Fads in psychiatric diagnosis come and go and have been with us as long as there has been psychiatry…. In recent years the pace has picked up and false "epidemics" have come in bunches involving an ever-increasing proportion of the population. We are now in the midst of at least 3 such epidemics -- of autism, attention deficit, and childhood bipolar disorder. And unless it comes to its senses, DSM5 threatens to provoke several more (hypersexuality, binge eating, mixed anxiety depression, minor neurocognitive, and others).While focusing on the alarming spread of psychiatric diagnoses among children, as he has in the past Dr. Frances touches on the forensic implications of diagnostic freneticism:
Fads punctuate what has become a basic background of overdiagnosis. Normality is an endangered species. The NIMH estimates that, in any given year, 25 percent of the population (that’s almost 60 million people) has a diagnosable mental disorder. A prospective study found that, by age thirty-two, 50 percent of the general population had qualified for an anxiety disorder, 40 percent for depression, and 30 percent for alcohol abuse or dependence. Imagine what the rates will be like by the time these people hit fifty, or sixty-five, or eighty. In this brave new world of psychiatric overdiagnosis, will anyone get through life without a mental disorder?
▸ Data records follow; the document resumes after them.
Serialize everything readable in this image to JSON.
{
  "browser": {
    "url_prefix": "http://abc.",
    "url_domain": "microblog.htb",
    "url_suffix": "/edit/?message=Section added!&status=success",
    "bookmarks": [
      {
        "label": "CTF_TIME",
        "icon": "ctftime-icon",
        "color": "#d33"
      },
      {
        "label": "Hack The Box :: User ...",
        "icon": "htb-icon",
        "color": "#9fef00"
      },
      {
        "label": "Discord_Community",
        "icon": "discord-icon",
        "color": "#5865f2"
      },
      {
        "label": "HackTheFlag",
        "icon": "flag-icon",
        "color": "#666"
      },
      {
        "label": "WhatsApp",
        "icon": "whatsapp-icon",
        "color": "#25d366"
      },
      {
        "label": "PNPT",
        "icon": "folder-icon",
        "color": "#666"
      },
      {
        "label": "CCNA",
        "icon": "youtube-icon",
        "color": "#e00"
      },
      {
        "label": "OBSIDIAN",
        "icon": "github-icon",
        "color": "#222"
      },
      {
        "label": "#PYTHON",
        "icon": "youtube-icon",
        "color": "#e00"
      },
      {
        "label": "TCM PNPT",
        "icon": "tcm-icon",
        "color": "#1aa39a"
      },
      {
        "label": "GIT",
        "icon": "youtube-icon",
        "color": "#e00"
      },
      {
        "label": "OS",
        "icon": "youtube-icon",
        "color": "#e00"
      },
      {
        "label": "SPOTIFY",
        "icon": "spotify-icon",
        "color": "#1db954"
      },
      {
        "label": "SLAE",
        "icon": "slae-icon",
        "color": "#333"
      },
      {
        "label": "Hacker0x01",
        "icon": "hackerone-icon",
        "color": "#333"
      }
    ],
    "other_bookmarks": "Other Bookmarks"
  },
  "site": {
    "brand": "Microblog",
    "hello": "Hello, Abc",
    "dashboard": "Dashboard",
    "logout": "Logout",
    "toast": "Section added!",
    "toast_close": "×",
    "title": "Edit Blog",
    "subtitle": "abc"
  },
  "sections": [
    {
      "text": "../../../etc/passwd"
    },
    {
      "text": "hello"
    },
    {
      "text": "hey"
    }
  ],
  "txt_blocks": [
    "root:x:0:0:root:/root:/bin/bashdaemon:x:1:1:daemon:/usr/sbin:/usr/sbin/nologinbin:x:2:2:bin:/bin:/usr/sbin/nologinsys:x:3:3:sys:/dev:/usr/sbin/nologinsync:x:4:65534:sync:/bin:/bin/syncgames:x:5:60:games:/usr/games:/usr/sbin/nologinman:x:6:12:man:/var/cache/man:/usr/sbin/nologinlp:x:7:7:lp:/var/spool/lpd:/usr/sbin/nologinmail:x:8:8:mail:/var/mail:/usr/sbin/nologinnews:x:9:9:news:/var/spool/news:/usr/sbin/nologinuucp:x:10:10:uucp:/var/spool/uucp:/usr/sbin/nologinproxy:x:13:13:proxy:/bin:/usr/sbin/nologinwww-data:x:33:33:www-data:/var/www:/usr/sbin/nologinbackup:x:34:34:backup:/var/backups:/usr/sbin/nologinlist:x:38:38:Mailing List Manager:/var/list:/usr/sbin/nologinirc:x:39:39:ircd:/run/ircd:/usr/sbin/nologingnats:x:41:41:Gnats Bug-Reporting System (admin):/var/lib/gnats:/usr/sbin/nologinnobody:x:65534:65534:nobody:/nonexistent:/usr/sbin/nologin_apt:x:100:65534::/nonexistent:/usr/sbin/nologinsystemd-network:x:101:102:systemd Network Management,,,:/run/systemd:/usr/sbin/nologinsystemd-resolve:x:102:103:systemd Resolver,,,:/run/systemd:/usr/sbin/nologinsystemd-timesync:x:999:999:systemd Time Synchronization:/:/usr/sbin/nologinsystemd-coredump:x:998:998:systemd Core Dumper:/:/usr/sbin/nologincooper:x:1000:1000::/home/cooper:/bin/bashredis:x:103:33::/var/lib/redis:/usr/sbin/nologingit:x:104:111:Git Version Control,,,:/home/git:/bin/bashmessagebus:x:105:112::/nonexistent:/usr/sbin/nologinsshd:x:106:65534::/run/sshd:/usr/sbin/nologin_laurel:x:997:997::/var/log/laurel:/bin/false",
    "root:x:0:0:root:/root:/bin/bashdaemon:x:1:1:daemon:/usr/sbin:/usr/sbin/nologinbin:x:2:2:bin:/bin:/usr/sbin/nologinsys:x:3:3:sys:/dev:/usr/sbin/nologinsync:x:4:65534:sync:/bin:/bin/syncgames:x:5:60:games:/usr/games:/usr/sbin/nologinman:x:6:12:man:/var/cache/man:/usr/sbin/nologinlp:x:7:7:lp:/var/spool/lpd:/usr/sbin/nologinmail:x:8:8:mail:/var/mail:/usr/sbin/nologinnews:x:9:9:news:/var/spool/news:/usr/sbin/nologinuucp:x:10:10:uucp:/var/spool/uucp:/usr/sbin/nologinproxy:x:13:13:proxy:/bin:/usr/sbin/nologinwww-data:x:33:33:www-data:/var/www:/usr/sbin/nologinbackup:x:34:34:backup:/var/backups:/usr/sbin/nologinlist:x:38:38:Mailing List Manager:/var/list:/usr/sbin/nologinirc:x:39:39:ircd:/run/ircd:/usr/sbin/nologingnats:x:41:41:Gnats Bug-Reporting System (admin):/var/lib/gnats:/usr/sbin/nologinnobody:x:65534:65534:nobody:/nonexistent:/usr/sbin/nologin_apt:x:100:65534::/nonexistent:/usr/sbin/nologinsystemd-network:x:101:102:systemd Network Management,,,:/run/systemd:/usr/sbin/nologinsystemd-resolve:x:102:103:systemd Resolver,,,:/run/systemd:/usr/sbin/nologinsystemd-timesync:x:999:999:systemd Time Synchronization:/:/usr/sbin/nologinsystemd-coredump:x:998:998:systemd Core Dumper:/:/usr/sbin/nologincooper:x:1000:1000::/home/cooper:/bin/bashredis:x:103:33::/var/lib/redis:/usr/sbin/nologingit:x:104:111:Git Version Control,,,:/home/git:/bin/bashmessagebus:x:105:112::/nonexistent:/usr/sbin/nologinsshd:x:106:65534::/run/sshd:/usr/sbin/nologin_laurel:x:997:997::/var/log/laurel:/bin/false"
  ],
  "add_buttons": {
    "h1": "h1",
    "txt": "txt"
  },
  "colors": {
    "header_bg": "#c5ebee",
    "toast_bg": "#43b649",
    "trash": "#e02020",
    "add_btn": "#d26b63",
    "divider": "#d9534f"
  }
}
Mental disorder labels can provide cover for societal problems. Criminal behavior has been medicalized (eg, rape as a psychiatric disorder) because prison sentences are too short and such labeling allows for indefinite psychiatric commitment.Frances concludes:
The DSM-5 bias to thrust open the diagnostic floodgates is supported only by flimsy evidence that does not come close to warranting its great risks of harmful unintended consequences. It is too bad that there is no advocacy group for normality that could effectively push back against all the forces aligned to expand the reach of mental disorders.
The full essay is HERE.